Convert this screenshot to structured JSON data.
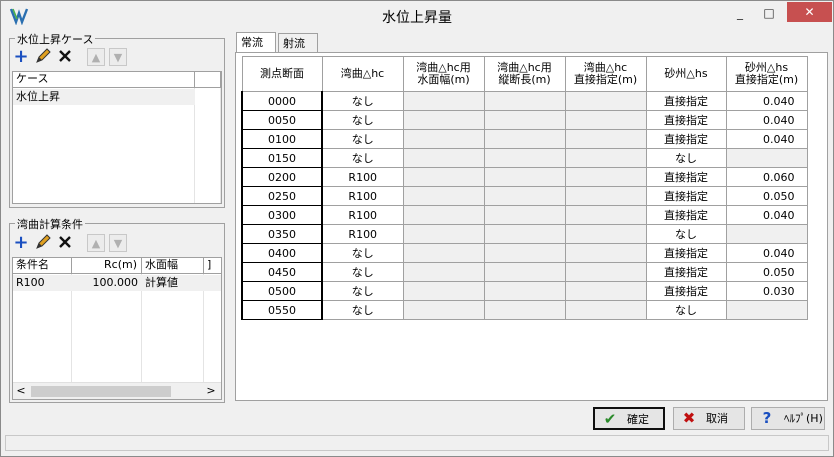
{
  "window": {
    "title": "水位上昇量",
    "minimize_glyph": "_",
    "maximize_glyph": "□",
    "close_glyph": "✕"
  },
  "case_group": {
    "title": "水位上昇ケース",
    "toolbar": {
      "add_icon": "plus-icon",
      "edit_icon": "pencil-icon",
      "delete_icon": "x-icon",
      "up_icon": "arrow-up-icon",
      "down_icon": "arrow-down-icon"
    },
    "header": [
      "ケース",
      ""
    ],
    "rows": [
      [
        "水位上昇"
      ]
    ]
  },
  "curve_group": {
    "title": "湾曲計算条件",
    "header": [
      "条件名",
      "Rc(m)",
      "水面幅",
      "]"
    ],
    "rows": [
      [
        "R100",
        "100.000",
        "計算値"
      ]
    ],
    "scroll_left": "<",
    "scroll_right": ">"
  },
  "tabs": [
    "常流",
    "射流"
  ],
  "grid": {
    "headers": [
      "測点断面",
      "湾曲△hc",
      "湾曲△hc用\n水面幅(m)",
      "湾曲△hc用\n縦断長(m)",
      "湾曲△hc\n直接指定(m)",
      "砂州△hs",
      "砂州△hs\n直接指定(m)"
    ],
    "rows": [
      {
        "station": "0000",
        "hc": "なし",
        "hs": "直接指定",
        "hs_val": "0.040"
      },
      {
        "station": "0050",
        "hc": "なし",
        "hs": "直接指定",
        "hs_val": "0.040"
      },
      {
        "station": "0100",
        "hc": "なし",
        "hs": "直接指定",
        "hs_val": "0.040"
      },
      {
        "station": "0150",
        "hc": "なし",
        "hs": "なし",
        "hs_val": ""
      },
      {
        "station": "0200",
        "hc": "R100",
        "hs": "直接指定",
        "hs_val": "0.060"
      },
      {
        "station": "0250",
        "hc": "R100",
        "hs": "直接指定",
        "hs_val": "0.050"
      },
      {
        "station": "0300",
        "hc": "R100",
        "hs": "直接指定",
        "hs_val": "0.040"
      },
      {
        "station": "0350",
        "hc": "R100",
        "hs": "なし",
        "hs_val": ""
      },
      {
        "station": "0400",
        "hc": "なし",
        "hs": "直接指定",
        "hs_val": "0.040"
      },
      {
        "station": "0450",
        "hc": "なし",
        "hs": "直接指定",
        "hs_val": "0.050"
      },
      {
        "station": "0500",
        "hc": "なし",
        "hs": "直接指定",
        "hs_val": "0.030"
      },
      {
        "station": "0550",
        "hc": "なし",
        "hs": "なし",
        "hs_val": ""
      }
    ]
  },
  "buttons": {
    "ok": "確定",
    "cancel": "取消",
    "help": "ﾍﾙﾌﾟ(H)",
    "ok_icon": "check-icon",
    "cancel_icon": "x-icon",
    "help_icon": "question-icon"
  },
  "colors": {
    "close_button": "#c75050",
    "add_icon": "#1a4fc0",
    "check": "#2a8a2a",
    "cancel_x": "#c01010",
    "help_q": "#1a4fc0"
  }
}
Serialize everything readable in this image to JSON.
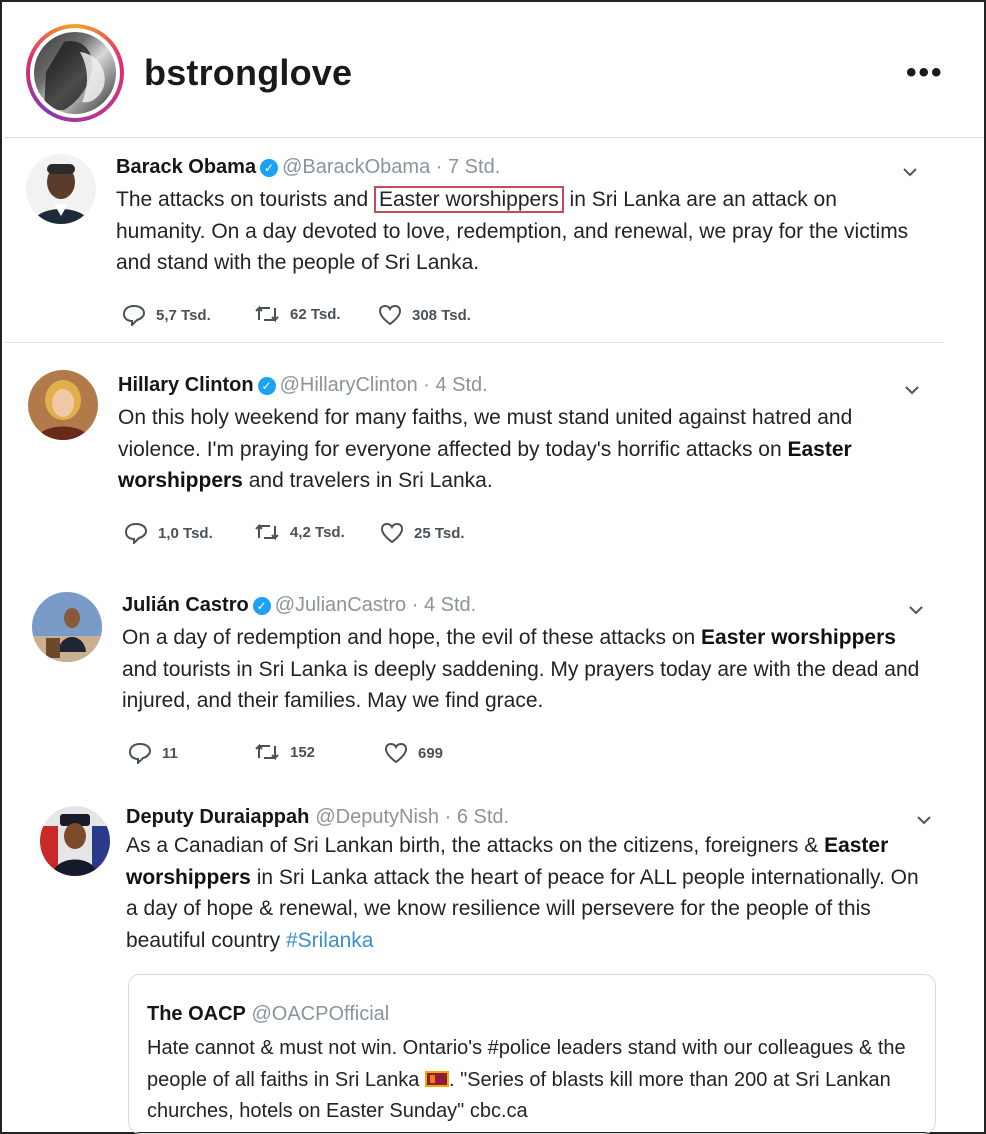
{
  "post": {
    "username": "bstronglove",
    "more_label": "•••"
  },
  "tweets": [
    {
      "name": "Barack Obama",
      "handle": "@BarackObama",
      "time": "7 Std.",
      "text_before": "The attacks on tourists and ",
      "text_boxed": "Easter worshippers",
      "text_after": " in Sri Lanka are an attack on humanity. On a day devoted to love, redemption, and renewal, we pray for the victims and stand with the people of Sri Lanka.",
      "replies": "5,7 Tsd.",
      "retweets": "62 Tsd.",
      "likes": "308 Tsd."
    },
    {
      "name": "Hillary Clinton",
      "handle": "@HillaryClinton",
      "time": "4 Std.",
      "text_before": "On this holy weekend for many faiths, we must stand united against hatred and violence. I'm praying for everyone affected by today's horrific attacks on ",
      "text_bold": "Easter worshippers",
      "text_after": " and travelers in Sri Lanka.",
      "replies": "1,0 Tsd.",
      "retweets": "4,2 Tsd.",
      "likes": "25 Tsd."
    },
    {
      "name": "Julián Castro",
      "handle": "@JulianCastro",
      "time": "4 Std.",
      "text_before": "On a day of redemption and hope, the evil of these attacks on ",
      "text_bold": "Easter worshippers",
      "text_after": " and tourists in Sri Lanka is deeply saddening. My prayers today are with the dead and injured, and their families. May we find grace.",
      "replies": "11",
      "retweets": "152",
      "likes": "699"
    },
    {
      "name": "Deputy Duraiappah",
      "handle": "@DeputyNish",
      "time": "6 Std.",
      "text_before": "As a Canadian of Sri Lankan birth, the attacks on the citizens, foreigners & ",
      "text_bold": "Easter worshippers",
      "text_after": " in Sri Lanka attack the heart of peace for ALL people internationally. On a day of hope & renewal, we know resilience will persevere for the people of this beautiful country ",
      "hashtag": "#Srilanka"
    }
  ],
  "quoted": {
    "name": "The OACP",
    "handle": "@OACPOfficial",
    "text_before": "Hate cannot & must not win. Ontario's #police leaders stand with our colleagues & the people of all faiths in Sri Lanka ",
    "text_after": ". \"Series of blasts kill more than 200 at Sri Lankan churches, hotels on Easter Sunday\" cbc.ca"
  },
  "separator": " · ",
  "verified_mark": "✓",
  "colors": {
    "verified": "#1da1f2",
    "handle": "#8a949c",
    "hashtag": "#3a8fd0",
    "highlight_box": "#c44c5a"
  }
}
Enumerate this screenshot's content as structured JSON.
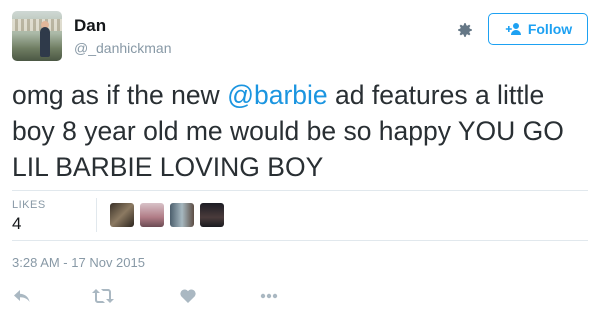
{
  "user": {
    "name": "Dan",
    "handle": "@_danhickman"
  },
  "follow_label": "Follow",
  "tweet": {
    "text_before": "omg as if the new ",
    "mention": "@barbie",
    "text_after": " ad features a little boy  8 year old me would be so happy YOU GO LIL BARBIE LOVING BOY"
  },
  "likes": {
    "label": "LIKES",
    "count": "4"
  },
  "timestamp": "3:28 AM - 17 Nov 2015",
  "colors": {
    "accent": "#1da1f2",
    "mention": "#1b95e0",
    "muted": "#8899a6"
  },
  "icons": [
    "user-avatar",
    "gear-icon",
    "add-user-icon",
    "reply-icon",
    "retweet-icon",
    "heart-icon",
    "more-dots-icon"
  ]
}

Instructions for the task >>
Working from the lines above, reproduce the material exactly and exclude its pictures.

Result of this task >>
Convert this screenshot to structured JSON data.
{
  "window": {
    "title": "水位上昇量",
    "minimize_glyph": "_",
    "maximize_glyph": "□",
    "close_glyph": "✕"
  },
  "case_group": {
    "title": "水位上昇ケース",
    "toolbar": {
      "add_icon": "plus-icon",
      "edit_icon": "pencil-icon",
      "delete_icon": "x-icon",
      "up_icon": "arrow-up-icon",
      "down_icon": "arrow-down-icon"
    },
    "header": [
      "ケース",
      ""
    ],
    "rows": [
      [
        "水位上昇"
      ]
    ]
  },
  "curve_group": {
    "title": "湾曲計算条件",
    "header": [
      "条件名",
      "Rc(m)",
      "水面幅",
      "]"
    ],
    "rows": [
      [
        "R100",
        "100.000",
        "計算値"
      ]
    ],
    "scroll_left": "<",
    "scroll_right": ">"
  },
  "tabs": [
    "常流",
    "射流"
  ],
  "grid": {
    "headers": [
      "測点断面",
      "湾曲△hc",
      "湾曲△hc用\n水面幅(m)",
      "湾曲△hc用\n縦断長(m)",
      "湾曲△hc\n直接指定(m)",
      "砂州△hs",
      "砂州△hs\n直接指定(m)"
    ],
    "rows": [
      {
        "station": "0000",
        "hc": "なし",
        "hs": "直接指定",
        "hs_val": "0.040"
      },
      {
        "station": "0050",
        "hc": "なし",
        "hs": "直接指定",
        "hs_val": "0.040"
      },
      {
        "station": "0100",
        "hc": "なし",
        "hs": "直接指定",
        "hs_val": "0.040"
      },
      {
        "station": "0150",
        "hc": "なし",
        "hs": "なし",
        "hs_val": ""
      },
      {
        "station": "0200",
        "hc": "R100",
        "hs": "直接指定",
        "hs_val": "0.060"
      },
      {
        "station": "0250",
        "hc": "R100",
        "hs": "直接指定",
        "hs_val": "0.050"
      },
      {
        "station": "0300",
        "hc": "R100",
        "hs": "直接指定",
        "hs_val": "0.040"
      },
      {
        "station": "0350",
        "hc": "R100",
        "hs": "なし",
        "hs_val": ""
      },
      {
        "station": "0400",
        "hc": "なし",
        "hs": "直接指定",
        "hs_val": "0.040"
      },
      {
        "station": "0450",
        "hc": "なし",
        "hs": "直接指定",
        "hs_val": "0.050"
      },
      {
        "station": "0500",
        "hc": "なし",
        "hs": "直接指定",
        "hs_val": "0.030"
      },
      {
        "station": "0550",
        "hc": "なし",
        "hs": "なし",
        "hs_val": ""
      }
    ]
  },
  "buttons": {
    "ok": "確定",
    "cancel": "取消",
    "help": "ﾍﾙﾌﾟ(H)",
    "ok_icon": "check-icon",
    "cancel_icon": "x-icon",
    "help_icon": "question-icon"
  },
  "colors": {
    "close_button": "#c75050",
    "add_icon": "#1a4fc0",
    "check": "#2a8a2a",
    "cancel_x": "#c01010",
    "help_q": "#1a4fc0"
  }
}
Serialize everything readable in this image to JSON.
{
  "post": {
    "username": "bstronglove",
    "more_label": "•••"
  },
  "tweets": [
    {
      "name": "Barack Obama",
      "handle": "@BarackObama",
      "time": "7 Std.",
      "text_before": "The attacks on tourists and ",
      "text_boxed": "Easter worshippers",
      "text_after": " in Sri Lanka are an attack on humanity. On a day devoted to love, redemption, and renewal, we pray for the victims and stand with the people of Sri Lanka.",
      "replies": "5,7 Tsd.",
      "retweets": "62 Tsd.",
      "likes": "308 Tsd."
    },
    {
      "name": "Hillary Clinton",
      "handle": "@HillaryClinton",
      "time": "4 Std.",
      "text_before": "On this holy weekend for many faiths, we must stand united against hatred and violence. I'm praying for everyone affected by today's horrific attacks on ",
      "text_bold": "Easter worshippers",
      "text_after": " and travelers in Sri Lanka.",
      "replies": "1,0 Tsd.",
      "retweets": "4,2 Tsd.",
      "likes": "25 Tsd."
    },
    {
      "name": "Julián Castro",
      "handle": "@JulianCastro",
      "time": "4 Std.",
      "text_before": "On a day of redemption and hope, the evil of these attacks on ",
      "text_bold": "Easter worshippers",
      "text_after": " and tourists in Sri Lanka is deeply saddening. My prayers today are with the dead and injured, and their families. May we find grace.",
      "replies": "11",
      "retweets": "152",
      "likes": "699"
    },
    {
      "name": "Deputy Duraiappah",
      "handle": "@DeputyNish",
      "time": "6 Std.",
      "text_before": "As a Canadian of Sri Lankan birth, the attacks on the citizens, foreigners & ",
      "text_bold": "Easter worshippers",
      "text_after": " in Sri Lanka attack the heart of peace for ALL people internationally. On a day of hope & renewal, we know resilience will persevere for the people of this beautiful country ",
      "hashtag": "#Srilanka"
    }
  ],
  "quoted": {
    "name": "The OACP",
    "handle": "@OACPOfficial",
    "text_before": "Hate cannot & must not win. Ontario's #police leaders stand with our colleagues & the people of all faiths in Sri Lanka ",
    "text_after": ". \"Series of blasts kill more than 200 at Sri Lankan churches, hotels on Easter Sunday\" cbc.ca"
  },
  "separator": " · ",
  "verified_mark": "✓",
  "colors": {
    "verified": "#1da1f2",
    "handle": "#8a949c",
    "hashtag": "#3a8fd0",
    "highlight_box": "#c44c5a"
  }
}
Enumerate this screenshot's content as structured JSON.
{
  "user": {
    "name": "Dan",
    "handle": "@_danhickman"
  },
  "follow_label": "Follow",
  "tweet": {
    "text_before": "omg as if the new ",
    "mention": "@barbie",
    "text_after": " ad features a little boy  8 year old me would be so happy YOU GO LIL BARBIE LOVING BOY"
  },
  "likes": {
    "label": "LIKES",
    "count": "4"
  },
  "timestamp": "3:28 AM - 17 Nov 2015",
  "colors": {
    "accent": "#1da1f2",
    "mention": "#1b95e0",
    "muted": "#8899a6"
  },
  "icons": [
    "user-avatar",
    "gear-icon",
    "add-user-icon",
    "reply-icon",
    "retweet-icon",
    "heart-icon",
    "more-dots-icon"
  ]
}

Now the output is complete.